_Task goal_
Without changing a single character, copy every record below.

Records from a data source

=== Section Start ===

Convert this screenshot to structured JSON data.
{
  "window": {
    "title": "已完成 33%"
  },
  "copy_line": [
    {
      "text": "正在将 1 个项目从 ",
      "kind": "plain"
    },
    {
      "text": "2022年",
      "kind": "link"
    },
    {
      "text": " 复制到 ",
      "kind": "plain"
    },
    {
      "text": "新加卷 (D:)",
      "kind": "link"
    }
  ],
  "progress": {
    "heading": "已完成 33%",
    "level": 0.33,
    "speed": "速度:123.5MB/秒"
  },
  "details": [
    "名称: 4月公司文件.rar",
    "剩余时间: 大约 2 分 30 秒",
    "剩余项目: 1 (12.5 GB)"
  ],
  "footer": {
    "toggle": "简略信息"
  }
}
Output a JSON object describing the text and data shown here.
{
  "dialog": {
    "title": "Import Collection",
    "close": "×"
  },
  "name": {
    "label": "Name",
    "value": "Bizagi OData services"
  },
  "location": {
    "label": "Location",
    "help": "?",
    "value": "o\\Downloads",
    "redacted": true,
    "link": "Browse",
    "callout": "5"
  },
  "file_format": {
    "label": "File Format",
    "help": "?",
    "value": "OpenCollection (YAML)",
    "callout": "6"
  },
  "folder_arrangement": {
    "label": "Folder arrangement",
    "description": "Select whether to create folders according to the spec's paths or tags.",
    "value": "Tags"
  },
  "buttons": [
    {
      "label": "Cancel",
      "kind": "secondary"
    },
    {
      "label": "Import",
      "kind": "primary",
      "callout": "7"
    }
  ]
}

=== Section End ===

_Response for this exercise_
Convert this screenshot to structured JSON data.
{
  "window": {
    "title": "已完成 33%"
  },
  "copy_line": [
    {
      "text": "正在将 1 个项目从 ",
      "kind": "plain"
    },
    {
      "text": "2022年",
      "kind": "link"
    },
    {
      "text": " 复制到 ",
      "kind": "plain"
    },
    {
      "text": "新加卷 (D:)",
      "kind": "link"
    }
  ],
  "progress": {
    "heading": "已完成 33%",
    "level": 0.33,
    "speed": "速度:123.5MB/秒"
  },
  "details": [
    "名称: 4月公司文件.rar",
    "剩余时间: 大约 2 分 30 秒",
    "剩余项目: 1 (12.5 GB)"
  ],
  "footer": {
    "toggle": "简略信息"
  }
}
Output a JSON object describing the text and data shown here.
{
  "dialog": {
    "title": "Import Collection",
    "close": "×"
  },
  "name": {
    "label": "Name",
    "value": "Bizagi OData services"
  },
  "location": {
    "label": "Location",
    "help": "?",
    "value": "o\\Downloads",
    "redacted": true,
    "link": "Browse",
    "callout": "5"
  },
  "file_format": {
    "label": "File Format",
    "help": "?",
    "value": "OpenCollection (YAML)",
    "callout": "6"
  },
  "folder_arrangement": {
    "label": "Folder arrangement",
    "description": "Select whether to create folders according to the spec's paths or tags.",
    "value": "Tags"
  },
  "buttons": [
    {
      "label": "Cancel",
      "kind": "secondary"
    },
    {
      "label": "Import",
      "kind": "primary",
      "callout": "7"
    }
  ]
}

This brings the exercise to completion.